As side from the above, almost all negotiations that took place among technical team and higher States representative of the three countries failed for these aforementioned very reasons. Let alone the previous talk, it is very vital to see the failed US brokered negotiation that gave birth to a contentious draft agreement. In this draft agreement, the most contentious part was mechanisms that provide a quantified water flow from GERD toward down riparian states during drought and extreme drought. Though the substantiation of when & how drought and extreme drought is so argumentative by itself, the down riparian states intended to keep the flow of Nile water without interruption even during drought and extreme drought cases, which would ultimately guarantees the quantified water share quantity of the 1959 agreement.

Even if Ethiopia negotiated over these quantification scenarios in good faith, it will have an adverse effect over the rest of the upper Nile riparian states and the letter’s probability of accepting the three countries deal will be a dream.

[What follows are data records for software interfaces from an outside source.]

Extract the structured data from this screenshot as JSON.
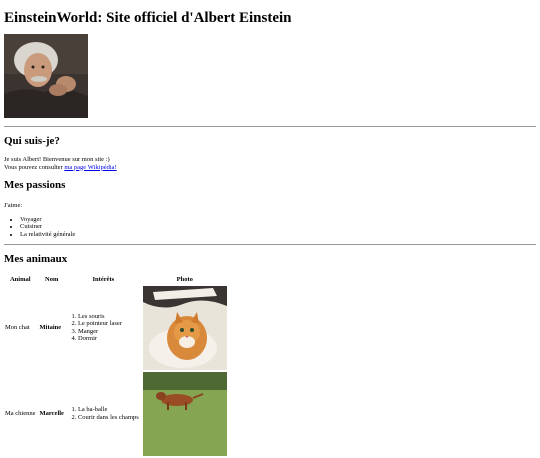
{
  "header": {
    "title": "EinsteinWorld: Site officiel d'Albert Einstein"
  },
  "portrait": {
    "alt": "Albert Einstein"
  },
  "about": {
    "heading": "Qui suis-je?",
    "line1": "Je suis Albert! Bienvenue sur mon site :)",
    "line2_prefix": "Vous pouvez consulter ",
    "link_text": "ma page Wikipédia!"
  },
  "passions": {
    "heading": "Mes passions",
    "intro": "J'aime:",
    "items": [
      "Voyager",
      "Cuisiner",
      "La relativité générale"
    ]
  },
  "pets": {
    "heading": "Mes animaux",
    "columns": [
      "Animal",
      "Nom",
      "Intérêts",
      "Photo"
    ],
    "rows": [
      {
        "animal": "Mon chat",
        "name": "Mitaine",
        "interests": [
          "Les souris",
          "Le pointeur laser",
          "Manger",
          "Dormir"
        ]
      },
      {
        "animal": "Ma chienne",
        "name": "Marcelle",
        "interests": [
          "La ba-balle",
          "Courir dans les champs"
        ]
      }
    ]
  }
}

Aside from the above, the counter hydro hegemonic strategy is under threat by the very upper riparian states itself as some riparian countries are still – hesitating to sign and – take CFA to the level of ratification in accordance with the law of their respective countries. According to the CFA, among all riparian countries six of them shall ratify to put the CFA in to action, however, though six countries signed the agreement, only four of them have ratified it. It is in my opinion that the CFA was a major mile stone in establishing the foundation for the counter-hydro hegemonic movement and all of upper riparian countries should have took it as a golden opportunity and ratified it. However, this scenario is not the case and their counter hydro-hegemonic movement is under threat.

All in all, all upper of upper riparian states are not doing their collective responsibility in achieving their very objective of counter hydro-hegemonic goal, at least by ratifying the CFA. Besides, Egypt is challenging the counter hydro-hegemonic exercise of upper riparian states, mainly Ethiopia’s construction of GERD, and doing its best to reset the counter hydro-hegemonic clock.

Way Forward

  1. Ethiopia shall engage proactively toward creating awareness among all upper riparian states that challenging GERD is a threat to counter hydro-hegemony over the Nile river basin, which will have an adverse effect over all Nile basin narrative.
  2. Instead of shouldering the burden of the Nile basin dispute in general and GERD crises in particular, Ethiopia shall create a mechanism that could shift from tripartite negotiation to all Nile riparian parties’ negotiation, which was already in place under Nile Basin Initiative (NBI).
  3. The upper riparian states, including Ethiopia, instead of opting for tripartite treaty like DoPs, they shall work on the way in which the CFA could be put in to operation by getting the necessary ratification as it helps a lot in resolving the GERD crises at hand and potential future dispute as well in more win-win strategic way.
  4. Ethiopia and other upper riparian countries be proactively and collectively work tirelessly to continue the ticking of counter hydro-hegemonic clock, because if the clock is reset by down riparian states, it may take longer than before to take back control of the clock itself.
  5. The upper riparian states shall learn from the down riparian states and stand together for one another in the spirit of – all for one – one for all, to resolve disputes over the use and share of Nile water resource amicably.

    ABOUT THE AUTHOR:

    YUSUF ALI MOHAMMED, A FORMER LEGAL ADVISOR TO THE PRESIDENT OF HARARI P/R/STATE OF ETHIOPIA; NOW AN LL.M (MASTER IN LAW) CANDIDATE, ANKARA YILDRIM BEYAZIT UNIVERSITY, SOCIAL SCIENCE INSTITUTE, PUBLIC LAW DEPARTMENT, ANKARA, TURKEY; HE CAN BE REACHED AT EMAIL: [email protected] AND TWITTER: @YUSUFALIHARAR